Set a realistic goal
After deciding which race you wish to key in on, start to build the framework around that race. Give yourself enough time to prepare properly and calmly. Use the other races along the way to judge or improve form. Let the training and racing decide what your realistic goals should be. Don’t get too obsessed with specific numbers, paces and time splits; it’s more likely than not things will change along the way. Let the body decide what you are realistically capable of doing, not what you think the body should achieve.
Give yourself enough time
You wouldn’t believe the number of athletes that come to me a few weeks before their ‘A’ race and ask for my help.

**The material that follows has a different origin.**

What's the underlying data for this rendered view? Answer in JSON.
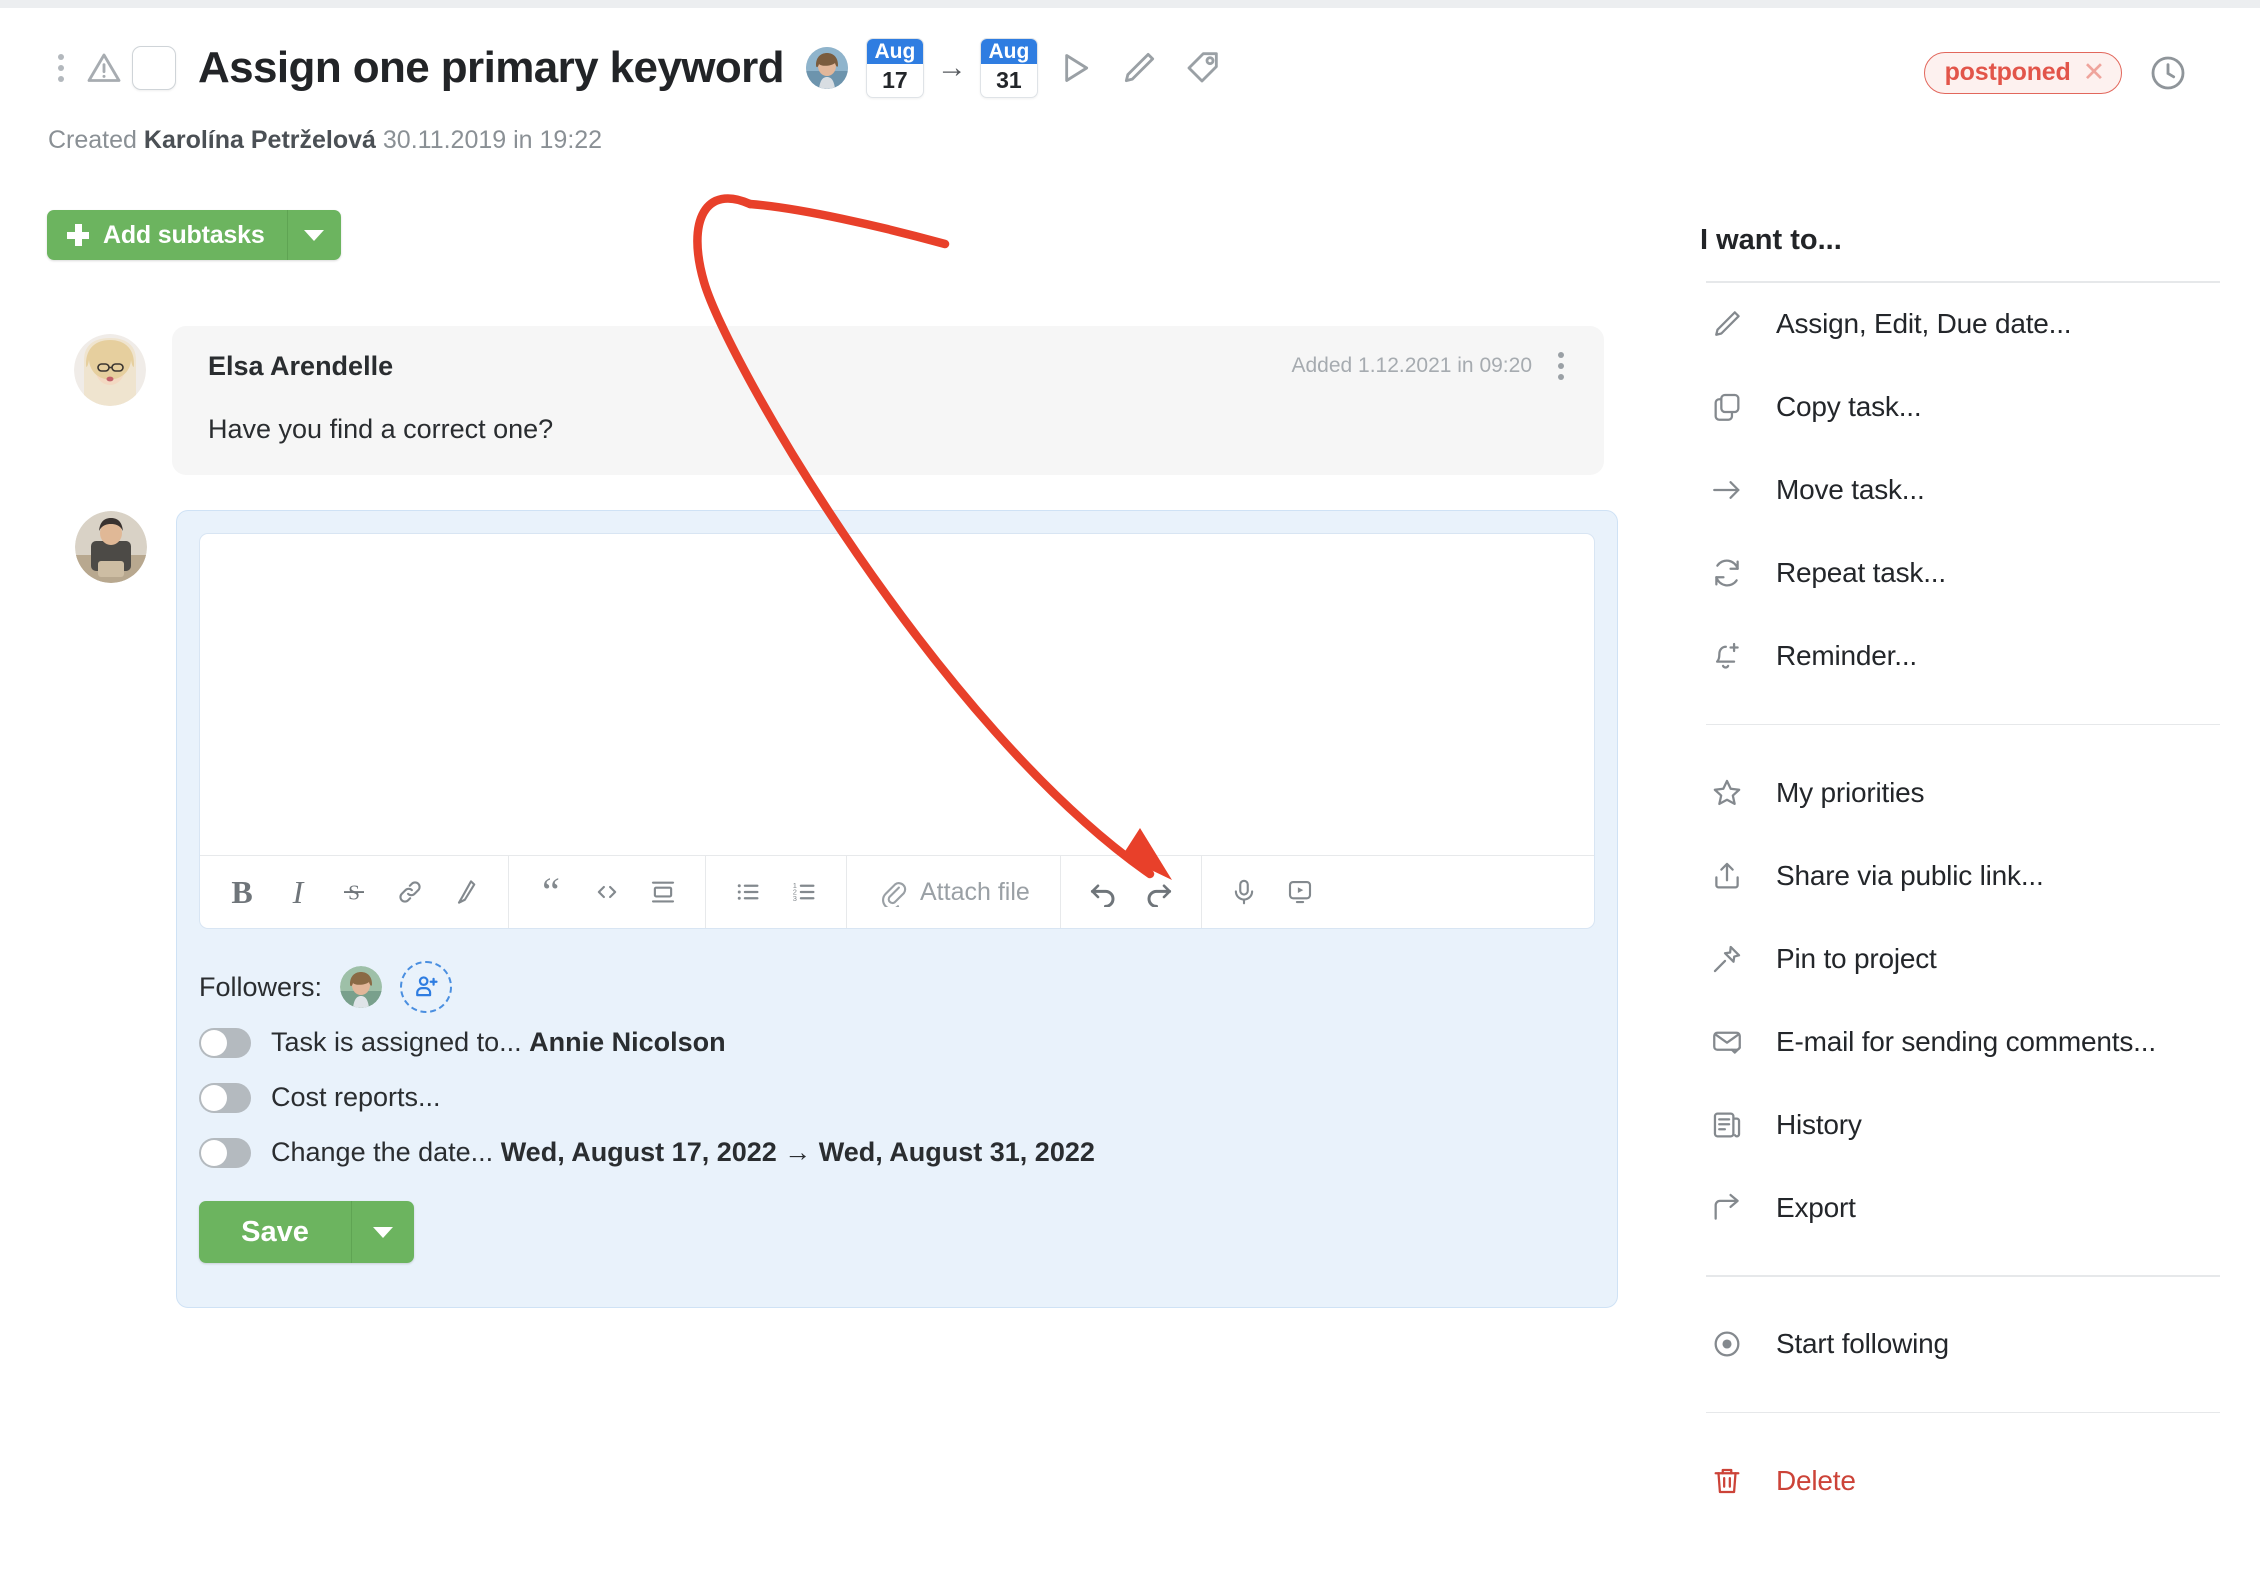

My common response is ‘Well, there’s not too much we can do with the race this close’. The most important thing you can do before any training has commenced is draft your season out with care, precision and wriggle room, ultimately making the big event the climax to all your hard work.
Many triathletes have ‘Type A’ personalities, which is great until they need to compromise. I was obsessed with keeping everything on track in my training and sticking to my race programme no matter what. In hindsight, that was a mistake. Things happen that are sometimes out of our control. Although I agree with having an overall plan, it’s okay to adjust and tweak. I used to think I was becoming soft if I couldn’t complete a certain workout on a specific day, even if my body was screaming for me to rest. You’re not being soft if you adapt; you’re being smart!

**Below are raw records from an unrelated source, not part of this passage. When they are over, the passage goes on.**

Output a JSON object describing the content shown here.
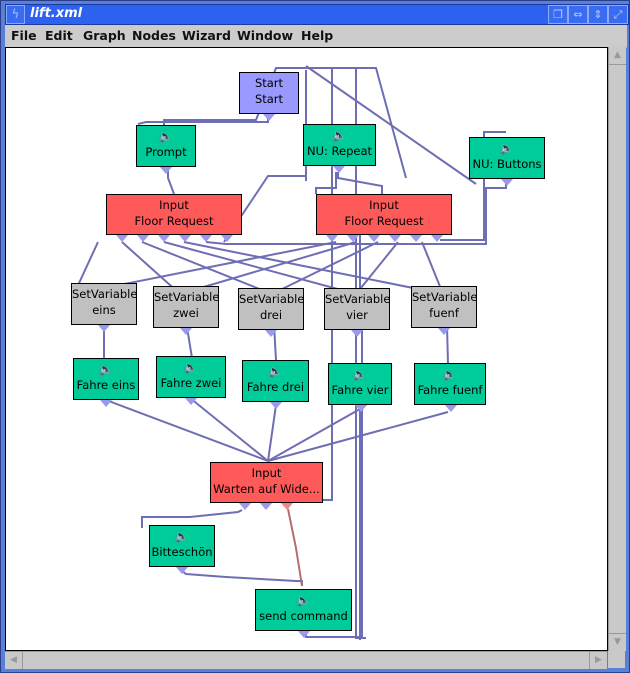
{
  "window": {
    "title": "lift.xml",
    "icon": "window-menu-icon",
    "controls": [
      "iconify-icon",
      "maximize-horizontal-icon",
      "maximize-vertical-icon",
      "maximize-icon"
    ]
  },
  "menubar": {
    "items": [
      "File",
      "Edit",
      "Graph",
      "Nodes",
      "Wizard",
      "Window",
      "Help"
    ]
  },
  "graph": {
    "nodes": [
      {
        "id": "start",
        "type": "start",
        "line1": "Start",
        "line2": "Start"
      },
      {
        "id": "prompt",
        "type": "audio",
        "icon": "speaker-icon",
        "label": "Prompt"
      },
      {
        "id": "nu_repeat",
        "type": "audio",
        "icon": "speaker-icon",
        "label": "NU: Repeat"
      },
      {
        "id": "nu_buttons",
        "type": "audio",
        "icon": "speaker-icon",
        "label": "NU: Buttons"
      },
      {
        "id": "input1",
        "type": "input",
        "line1": "Input",
        "line2": "Floor Request"
      },
      {
        "id": "input2",
        "type": "input",
        "line1": "Input",
        "line2": "Floor Request"
      },
      {
        "id": "sv_eins",
        "type": "setvar",
        "line1": "SetVariable",
        "line2": "eins"
      },
      {
        "id": "sv_zwei",
        "type": "setvar",
        "line1": "SetVariable",
        "line2": "zwei"
      },
      {
        "id": "sv_drei",
        "type": "setvar",
        "line1": "SetVariable",
        "line2": "drei"
      },
      {
        "id": "sv_vier",
        "type": "setvar",
        "line1": "SetVariable",
        "line2": "vier"
      },
      {
        "id": "sv_fuenf",
        "type": "setvar",
        "line1": "SetVariable",
        "line2": "fuenf"
      },
      {
        "id": "fahre_eins",
        "type": "audio",
        "icon": "speaker-icon",
        "label": "Fahre eins"
      },
      {
        "id": "fahre_zwei",
        "type": "audio",
        "icon": "speaker-icon",
        "label": "Fahre zwei"
      },
      {
        "id": "fahre_drei",
        "type": "audio",
        "icon": "speaker-icon",
        "label": "Fahre drei"
      },
      {
        "id": "fahre_vier",
        "type": "audio",
        "icon": "speaker-icon",
        "label": "Fahre vier"
      },
      {
        "id": "fahre_fuenf",
        "type": "audio",
        "icon": "speaker-icon",
        "label": "Fahre fuenf"
      },
      {
        "id": "input3",
        "type": "input",
        "line1": "Input",
        "line2": "Warten auf Wide..."
      },
      {
        "id": "bitteschoen",
        "type": "audio",
        "icon": "speaker-icon",
        "label": "Bitteschön"
      },
      {
        "id": "send_command",
        "type": "audio",
        "icon": "speaker-icon",
        "label": "send command"
      }
    ]
  },
  "colors": {
    "edge": "#6e6eb4",
    "edge_error": "#b46e6e",
    "start_node": "#9999ff",
    "audio_node": "#00cc99",
    "input_node": "#ff5a5a",
    "setvar_node": "#c0c0c0",
    "titlebar": "#2d62f0"
  },
  "scrollbars": {
    "vertical": {
      "up": "scroll-up-arrow",
      "down": "scroll-down-arrow"
    },
    "horizontal": {
      "left": "scroll-left-arrow",
      "right": "scroll-right-arrow"
    }
  }
}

Before you commence your journey to racing long, you should probably forewarn family members, wives/husbands, partners, work colleagues and pretty much anybody that you come into contact with on a regular basis, that you may not always be the happiest, most energetic person in the room when you’re not training. Just keep in mind that if you’re having one of those days, just take a moment to gather your thoughts and evaluate if the crankiness is training-induced or not.
Getting it done
As the volume starts to creep up, a lot of the sessions will be about just ‘getting it done’! Many times during my training I started the day very flat and tired, but as the session progressed the body slowly came around, and felt reasonably good by the end. There’s a fine line between fatigue and exhaustion during Ironman training and it’s not always easy to distinguish between the two. Be prepared to finish most sessions with a feeling of satisfaction rather than euphoria.
‘Rome wasn’t built in a day’ is an adage attesting to the need for time to create great things. This really does sum up long-distance training and racing in a nutshell. Let the body slowly adapt to the training and be prepared for the ups and downs it throws at you, both physically and mentally. Remember, if it was easy, everybody would be doing it!
Avoid the grey area
Having one great training day only to then find you have put yourself in a massive hole for several days after, isn’t the way to go. You don’t need to test yourself every time you go out training. Make sure that you have the right balance of hard/key days with recovery. The common mistake with many athletes is to train in the so-called grey area of Zone 2 (not super-hard, but not easy enough to recover. By training in this manner, when it’s time to go hard or be very specific for key sessions, you’ll be simply too fatigued to get the job done.
The swim will suffer
It may seem strange, but with the increase in bike and run mileage my swim always seemed to suffer the most. Intervals I held prior to commencing my long-distance training suddenly became almost impossible for me to hold. I didn’t panic though. I just kept plugging away and adjusted the interval/intensity, BUT kept the frequency. What I found was, when I beganto rest, the body soon bounced back and the intervals were once again achievable. The
moral here is my swim suffered – for you it might be the bike or run – but whichever one it is, do not panic. Let the body adapt before making any major changes to your training cycle, especially at the beginning.
Eat well, recover, sleep
This means taking rest days, along with eating and drinking correctly to provide the body with the best chance of adaptation. The body’s stores need to be replenished, so once a session is over it’s all about getting fuelled and ready for the next one. A good example of a recovery trick that helped me tremendously was the ice bath. After my longer runs I always treated myself to a refreshing ice bath for 15-20mins. It seemed to rejuvenate tired legs and get me ready for another day. In all honesty, though, nothing can beat sleep. If you have the luxury of being able to increase the amount of sleep available to you – take it! The body will thank you for it, I promise.
Make sure you enjoy the journey. Racing long is a significant commitment, and the balancing act that the training and racing demands should not overshadow the fact that you’re doing something you love and are extremely passionate about.
About Spencer Smith
Along with Simon Lessing, Spencer Smith ruled Olympic-distance triathlon in the 90s. Smith won two ITU world championship titles and two European championships before moving to long-distance racing. In 1998, he placed a British record fifth in Hawaii before winning Ironman Florida in 2001 and Brazil in 2002. He now coaches athletes in Florida with his S2 outfit.